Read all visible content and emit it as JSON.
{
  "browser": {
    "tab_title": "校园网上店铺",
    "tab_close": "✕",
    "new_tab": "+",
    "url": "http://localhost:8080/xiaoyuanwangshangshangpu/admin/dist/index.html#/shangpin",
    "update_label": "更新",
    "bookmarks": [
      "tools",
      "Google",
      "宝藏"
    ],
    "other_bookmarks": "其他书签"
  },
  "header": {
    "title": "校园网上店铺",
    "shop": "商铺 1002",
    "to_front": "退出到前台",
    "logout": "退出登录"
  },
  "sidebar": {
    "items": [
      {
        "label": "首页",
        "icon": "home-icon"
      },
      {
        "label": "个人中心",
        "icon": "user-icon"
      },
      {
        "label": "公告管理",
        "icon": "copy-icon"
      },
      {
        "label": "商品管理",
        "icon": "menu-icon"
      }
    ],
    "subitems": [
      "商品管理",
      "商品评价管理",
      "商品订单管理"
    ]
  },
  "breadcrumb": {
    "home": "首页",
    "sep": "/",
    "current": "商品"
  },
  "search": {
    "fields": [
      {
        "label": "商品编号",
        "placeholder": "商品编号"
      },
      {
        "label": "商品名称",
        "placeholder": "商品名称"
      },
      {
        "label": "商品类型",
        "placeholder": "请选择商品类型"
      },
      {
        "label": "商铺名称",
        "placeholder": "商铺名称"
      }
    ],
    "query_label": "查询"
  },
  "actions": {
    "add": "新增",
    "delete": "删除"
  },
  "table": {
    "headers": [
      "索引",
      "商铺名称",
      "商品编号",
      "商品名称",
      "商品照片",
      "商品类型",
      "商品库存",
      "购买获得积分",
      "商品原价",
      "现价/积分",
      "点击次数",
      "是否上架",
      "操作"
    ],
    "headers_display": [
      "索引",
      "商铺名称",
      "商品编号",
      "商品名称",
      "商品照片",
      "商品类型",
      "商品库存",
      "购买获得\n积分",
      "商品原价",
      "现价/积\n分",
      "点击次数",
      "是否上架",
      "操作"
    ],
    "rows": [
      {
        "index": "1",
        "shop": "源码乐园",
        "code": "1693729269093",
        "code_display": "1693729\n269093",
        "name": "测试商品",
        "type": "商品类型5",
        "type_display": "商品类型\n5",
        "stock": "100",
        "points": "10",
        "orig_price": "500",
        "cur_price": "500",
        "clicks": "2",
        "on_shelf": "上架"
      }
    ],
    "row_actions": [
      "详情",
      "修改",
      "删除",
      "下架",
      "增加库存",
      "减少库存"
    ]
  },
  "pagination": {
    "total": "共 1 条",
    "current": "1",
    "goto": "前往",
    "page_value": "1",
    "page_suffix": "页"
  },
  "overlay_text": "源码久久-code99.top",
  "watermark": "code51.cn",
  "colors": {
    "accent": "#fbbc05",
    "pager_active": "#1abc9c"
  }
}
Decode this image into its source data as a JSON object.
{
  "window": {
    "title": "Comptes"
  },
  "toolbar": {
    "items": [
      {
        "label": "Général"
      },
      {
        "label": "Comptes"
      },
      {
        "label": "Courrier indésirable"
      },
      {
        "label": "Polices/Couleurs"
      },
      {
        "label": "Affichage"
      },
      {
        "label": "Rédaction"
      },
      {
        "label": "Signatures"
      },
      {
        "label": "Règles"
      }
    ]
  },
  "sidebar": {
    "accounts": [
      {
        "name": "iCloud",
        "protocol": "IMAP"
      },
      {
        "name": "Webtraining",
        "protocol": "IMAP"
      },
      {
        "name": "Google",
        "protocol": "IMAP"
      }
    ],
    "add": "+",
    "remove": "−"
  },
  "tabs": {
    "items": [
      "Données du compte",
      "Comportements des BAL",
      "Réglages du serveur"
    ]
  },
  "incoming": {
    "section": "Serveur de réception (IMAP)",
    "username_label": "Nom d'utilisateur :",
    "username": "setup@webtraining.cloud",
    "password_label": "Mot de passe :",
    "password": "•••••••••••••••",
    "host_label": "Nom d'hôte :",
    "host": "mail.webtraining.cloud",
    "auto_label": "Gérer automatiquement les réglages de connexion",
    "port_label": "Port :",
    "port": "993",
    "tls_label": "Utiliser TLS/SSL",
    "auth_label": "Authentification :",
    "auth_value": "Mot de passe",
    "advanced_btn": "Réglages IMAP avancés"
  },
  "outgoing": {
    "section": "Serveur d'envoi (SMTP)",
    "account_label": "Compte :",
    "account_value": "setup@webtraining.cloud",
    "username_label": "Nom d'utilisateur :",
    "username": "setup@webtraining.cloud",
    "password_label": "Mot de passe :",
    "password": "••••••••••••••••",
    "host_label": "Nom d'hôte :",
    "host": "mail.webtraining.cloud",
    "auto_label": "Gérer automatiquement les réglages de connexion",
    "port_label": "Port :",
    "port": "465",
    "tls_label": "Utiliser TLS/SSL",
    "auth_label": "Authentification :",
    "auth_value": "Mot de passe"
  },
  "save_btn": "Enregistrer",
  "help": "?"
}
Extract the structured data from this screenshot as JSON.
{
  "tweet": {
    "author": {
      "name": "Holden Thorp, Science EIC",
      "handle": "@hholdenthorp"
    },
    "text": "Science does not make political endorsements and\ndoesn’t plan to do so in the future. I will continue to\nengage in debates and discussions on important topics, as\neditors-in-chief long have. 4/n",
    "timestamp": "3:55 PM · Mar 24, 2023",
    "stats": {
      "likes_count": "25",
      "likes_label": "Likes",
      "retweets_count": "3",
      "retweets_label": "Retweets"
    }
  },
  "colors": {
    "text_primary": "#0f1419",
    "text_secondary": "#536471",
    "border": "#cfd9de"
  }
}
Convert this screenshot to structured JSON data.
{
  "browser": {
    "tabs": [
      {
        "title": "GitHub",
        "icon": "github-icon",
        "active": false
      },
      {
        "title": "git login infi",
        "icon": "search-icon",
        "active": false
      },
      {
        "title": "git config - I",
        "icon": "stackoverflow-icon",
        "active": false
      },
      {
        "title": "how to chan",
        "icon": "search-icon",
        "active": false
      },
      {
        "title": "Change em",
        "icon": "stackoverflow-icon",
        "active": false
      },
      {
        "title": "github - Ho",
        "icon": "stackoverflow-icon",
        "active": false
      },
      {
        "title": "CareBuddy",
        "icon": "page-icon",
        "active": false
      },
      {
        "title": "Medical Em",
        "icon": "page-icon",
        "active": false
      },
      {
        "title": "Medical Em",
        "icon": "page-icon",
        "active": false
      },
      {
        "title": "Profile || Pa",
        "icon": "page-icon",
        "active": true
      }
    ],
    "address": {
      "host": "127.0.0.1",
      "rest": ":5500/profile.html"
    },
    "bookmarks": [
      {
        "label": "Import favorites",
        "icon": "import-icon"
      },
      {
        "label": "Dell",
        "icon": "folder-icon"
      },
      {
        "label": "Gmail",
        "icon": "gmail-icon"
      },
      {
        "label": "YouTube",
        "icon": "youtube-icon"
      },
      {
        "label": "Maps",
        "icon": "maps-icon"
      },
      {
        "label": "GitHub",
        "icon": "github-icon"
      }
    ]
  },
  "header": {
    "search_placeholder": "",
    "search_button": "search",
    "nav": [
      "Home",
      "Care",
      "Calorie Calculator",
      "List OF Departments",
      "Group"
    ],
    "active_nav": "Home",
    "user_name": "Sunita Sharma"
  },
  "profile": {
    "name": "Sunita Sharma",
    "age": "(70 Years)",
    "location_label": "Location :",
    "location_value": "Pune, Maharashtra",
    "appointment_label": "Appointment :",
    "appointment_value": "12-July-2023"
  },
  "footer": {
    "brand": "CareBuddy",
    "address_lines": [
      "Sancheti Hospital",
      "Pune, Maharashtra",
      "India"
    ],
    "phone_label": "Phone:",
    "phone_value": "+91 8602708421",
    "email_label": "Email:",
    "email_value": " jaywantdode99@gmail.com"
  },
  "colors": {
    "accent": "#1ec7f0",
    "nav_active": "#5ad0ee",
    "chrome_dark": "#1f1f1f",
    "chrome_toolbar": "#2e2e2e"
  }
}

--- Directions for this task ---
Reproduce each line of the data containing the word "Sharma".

--- Answer to the exercise ---
    "user_name": "Sunita Sharma"
    "name": "Sunita Sharma",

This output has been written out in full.